> **DATA PROVIDED**
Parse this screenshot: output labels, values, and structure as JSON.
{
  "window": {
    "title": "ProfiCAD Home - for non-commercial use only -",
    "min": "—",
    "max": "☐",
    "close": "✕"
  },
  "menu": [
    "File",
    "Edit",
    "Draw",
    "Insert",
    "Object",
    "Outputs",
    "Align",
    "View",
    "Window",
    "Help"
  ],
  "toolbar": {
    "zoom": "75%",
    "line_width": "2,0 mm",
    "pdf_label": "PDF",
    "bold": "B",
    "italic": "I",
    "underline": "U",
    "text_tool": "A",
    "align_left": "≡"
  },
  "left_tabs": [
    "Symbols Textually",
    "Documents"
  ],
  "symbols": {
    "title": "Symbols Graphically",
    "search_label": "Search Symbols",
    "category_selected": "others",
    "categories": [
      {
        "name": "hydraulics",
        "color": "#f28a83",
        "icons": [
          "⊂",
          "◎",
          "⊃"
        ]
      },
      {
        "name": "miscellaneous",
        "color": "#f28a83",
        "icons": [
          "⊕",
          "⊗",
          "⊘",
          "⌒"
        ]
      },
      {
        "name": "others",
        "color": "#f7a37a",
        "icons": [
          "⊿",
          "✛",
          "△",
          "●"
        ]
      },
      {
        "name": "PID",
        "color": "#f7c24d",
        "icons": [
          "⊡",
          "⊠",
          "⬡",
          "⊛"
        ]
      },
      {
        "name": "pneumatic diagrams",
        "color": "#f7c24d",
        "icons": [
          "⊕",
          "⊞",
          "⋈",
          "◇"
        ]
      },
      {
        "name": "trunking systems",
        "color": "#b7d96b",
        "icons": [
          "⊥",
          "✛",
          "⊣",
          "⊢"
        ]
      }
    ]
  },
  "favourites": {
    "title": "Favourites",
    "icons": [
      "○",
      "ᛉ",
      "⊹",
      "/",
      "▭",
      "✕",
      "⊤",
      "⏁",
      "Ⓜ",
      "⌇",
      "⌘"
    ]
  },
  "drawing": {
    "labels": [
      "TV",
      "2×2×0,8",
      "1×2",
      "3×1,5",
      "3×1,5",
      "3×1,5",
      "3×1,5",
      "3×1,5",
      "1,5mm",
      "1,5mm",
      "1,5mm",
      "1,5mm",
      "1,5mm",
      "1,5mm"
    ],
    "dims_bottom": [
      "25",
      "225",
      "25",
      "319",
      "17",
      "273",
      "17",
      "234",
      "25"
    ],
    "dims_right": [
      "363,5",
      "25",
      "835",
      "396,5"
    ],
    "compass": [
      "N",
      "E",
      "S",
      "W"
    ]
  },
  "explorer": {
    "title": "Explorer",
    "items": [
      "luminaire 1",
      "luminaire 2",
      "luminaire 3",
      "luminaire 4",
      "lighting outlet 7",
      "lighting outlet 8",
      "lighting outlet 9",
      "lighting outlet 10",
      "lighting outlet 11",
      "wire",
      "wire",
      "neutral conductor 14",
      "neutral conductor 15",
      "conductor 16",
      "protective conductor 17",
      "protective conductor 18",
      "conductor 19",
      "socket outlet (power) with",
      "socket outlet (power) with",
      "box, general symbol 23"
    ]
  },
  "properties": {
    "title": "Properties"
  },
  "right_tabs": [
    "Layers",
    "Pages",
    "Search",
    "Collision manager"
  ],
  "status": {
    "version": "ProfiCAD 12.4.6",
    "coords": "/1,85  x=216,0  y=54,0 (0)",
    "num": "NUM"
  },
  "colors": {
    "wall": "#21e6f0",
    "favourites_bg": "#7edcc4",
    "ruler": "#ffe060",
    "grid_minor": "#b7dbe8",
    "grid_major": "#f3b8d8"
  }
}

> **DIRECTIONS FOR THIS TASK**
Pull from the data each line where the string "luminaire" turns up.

> **SOLVED EXERCISE**
      "luminaire 1",
      "luminaire 2",
      "luminaire 3",
      "luminaire 4",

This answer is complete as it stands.